Off the record, the following songs, taken in toto, define the Art Song of the Rock Age:
1. "The Last Time I Saw Her," Gordon Lightfoot (1968)
2. "Affair on 8th Avenue," Gordon Lightfoot (1968)
3. "Canadian Railroad Trilogy," Gordon Lightfoot (1967)
4. "Softly," Gordon Lightfoot (1967)
5. "If I Could," Gordon Lightfoot (1968)
John, thanks for the opportunity to participate in something so thoroughly edifying. Researching these songs immersed me again in the magic that exists only in the realm of the Transcendent Song.
Craig C. Vogel
FOUR: Elisabeth Daneels
Hello, Having agonized over this ... here is my list of amazingly well crafted POPULAR pop/rock/folk songs written in the last 28 years. I have limited my selections to this period in order to avoid having a stroke :-)
1. "In Your Eyes," Peter Gabriel (1986).
Coulda Binna Award: "Here Comes the Flood," Peter Gabriel (1992).
2. "Ghost," Emily Saliers-Indigo Girls (1992).
CBA: "Galileo," Emily Saliers-Indigo Girls (1992).
3. "Silver Lining," David Gray (2000).
CBA: "Babylon," David Gray (2000).
4. "One," U2 (1991).
CBA: "The Weakness In Me," Joan Armatrading (1981).
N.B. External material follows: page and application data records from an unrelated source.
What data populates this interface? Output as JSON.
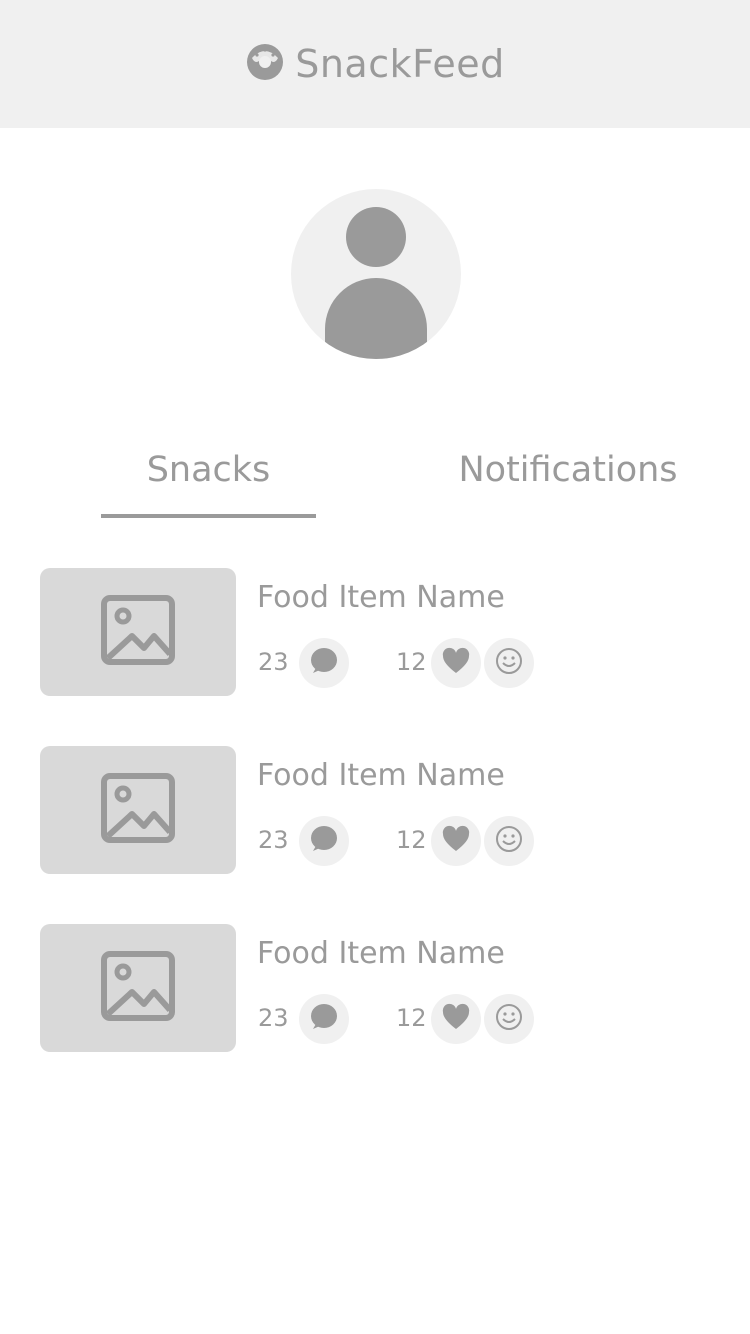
{
  "header": {
    "app_title": "SnackFeed",
    "logo_icon": "donut-icon",
    "background": "#f0f0f0"
  },
  "profile": {
    "avatar_icon": "user-avatar-icon"
  },
  "tabs": [
    {
      "label": "Snacks",
      "active": true
    },
    {
      "label": "Notifications",
      "active": false
    }
  ],
  "feed": {
    "items": [
      {
        "name": "Food Item Name",
        "comments": "23",
        "likes": "12"
      },
      {
        "name": "Food Item Name",
        "comments": "23",
        "likes": "12"
      },
      {
        "name": "Food Item Name",
        "comments": "23",
        "likes": "12"
      }
    ]
  },
  "icons": {
    "thumbnail": "image-placeholder-icon",
    "comment": "comment-bubble-icon",
    "like": "heart-icon",
    "reaction": "smiley-icon"
  },
  "colors": {
    "gray": "#9a9a9a",
    "light_gray": "#f0f0f0",
    "thumb_gray": "#d9d9d9"
  }
}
5. "Do What You Have To Do," Sarah McLachlan (1997).
CBA "Angel," Sarah McLachlan (1997).
Listen to 'em. You'll see.